David Smith, known primarily as a sculptor, remained a draftsman throughout his life and created sculptures that were often seen or labeled as drawings in space. In masterpieces like Australia of 1951 or Timeless Clock of 1957 Smith used lengths of steel to create hollowed forms whose skeletal structure pierces the horizon and fuses with it's natural surroundings. Indeed it is this very relationship that is depicted in Four Figures. Smith revisited the idea of nature and the relation of the figure to its surroundings throughout his career, most often with a brush and ink on paper-- dragging the brush with the skill and thoughtfulness of a Chinese calligrapher, each mark made with clarity and purpose. Smith was able to move from one medium to the next, bringing to each the same virtuosity that is apparent when comparing his drawings of the mid-1950's to the Forging sculpture series of 1955-1956; the verisimilitude strikes immediately and is echoed within the Four Figures bronze cast that same year.

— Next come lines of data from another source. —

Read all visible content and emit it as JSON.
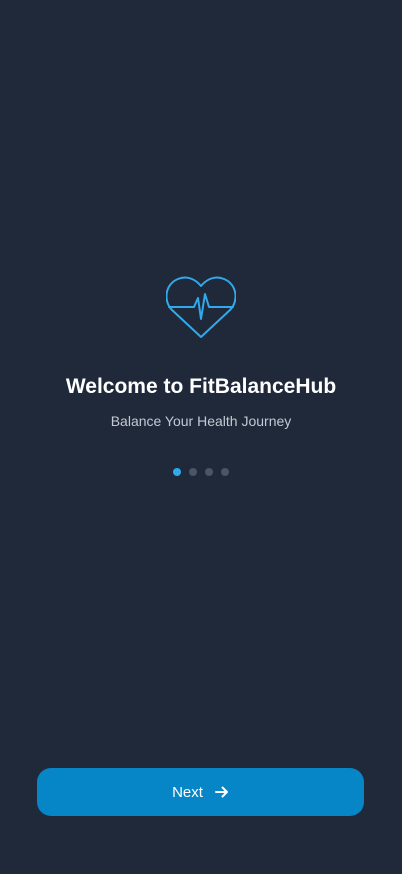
{
  "onboarding": {
    "title": "Welcome to FitBalanceHub",
    "subtitle": "Balance Your Health Journey",
    "logo_icon": "heart-pulse-icon",
    "page_indicator": {
      "current": 1,
      "total": 4
    },
    "next_label": "Next",
    "next_icon": "arrow-right-icon"
  },
  "colors": {
    "background": "#1f293a",
    "accent": "#31a9ea",
    "button": "#0685c7",
    "subtitle": "#c3c9d3",
    "dot_inactive": "#4a5566"
  }
}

Four Figures shares a unique relationship to some of the greatest works of early European modernism. In 1913 Henri Matisse created his second of the Back bronze reliefs, a fragmented figure turned away from the viewer in bas relief. This was a revolutionary twist on the traditional bather figure and a vivid response to Cezanne and cubism. (M. Brenson, Matisse's Backs: Endless Beauty, The New York Times, August 20, 1989). Smith's work fragments and simplifies the figure to even more basic elements though both works share an existential presence as they feel at once to be dissolving as well as emerging from their respective surfaces. Like Alberto Giacommetti, Smith's figures are fully articulated but also feel to be melting at their edges- pointing ahead to Smith's less anthropomorphic Cubi sculptures of the 1960's whose sanded steel surfaces appear to dematerialize even further against the brilliance of the sun.

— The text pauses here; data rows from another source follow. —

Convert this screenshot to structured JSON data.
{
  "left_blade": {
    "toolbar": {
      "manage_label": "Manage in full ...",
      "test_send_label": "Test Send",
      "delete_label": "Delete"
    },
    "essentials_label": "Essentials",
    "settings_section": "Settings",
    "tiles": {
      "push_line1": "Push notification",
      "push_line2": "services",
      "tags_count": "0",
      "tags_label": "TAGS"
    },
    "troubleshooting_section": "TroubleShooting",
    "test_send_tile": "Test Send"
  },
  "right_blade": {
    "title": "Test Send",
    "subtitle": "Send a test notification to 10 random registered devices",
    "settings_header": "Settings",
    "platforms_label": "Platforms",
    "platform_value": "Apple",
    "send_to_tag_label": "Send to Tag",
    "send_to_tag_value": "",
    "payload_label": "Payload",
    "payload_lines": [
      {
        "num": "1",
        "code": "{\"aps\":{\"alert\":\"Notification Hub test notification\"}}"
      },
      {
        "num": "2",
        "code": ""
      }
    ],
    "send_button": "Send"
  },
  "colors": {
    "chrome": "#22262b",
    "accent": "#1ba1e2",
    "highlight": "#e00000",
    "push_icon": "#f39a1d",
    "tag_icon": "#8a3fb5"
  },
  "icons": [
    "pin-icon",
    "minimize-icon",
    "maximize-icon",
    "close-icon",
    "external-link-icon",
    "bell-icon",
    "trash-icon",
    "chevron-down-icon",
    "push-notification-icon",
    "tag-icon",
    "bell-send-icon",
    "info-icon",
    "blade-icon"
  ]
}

The present lot, patinated and hand-finished by the artist, was gifted to the legendary curator Sam Hunter by David Smith in May of 1957, and is inscribed as such on the reverse. It was in this year that that the Museum of Modern Art in New York held a major retrospective of the artist's work that was organized by Sam Hunter.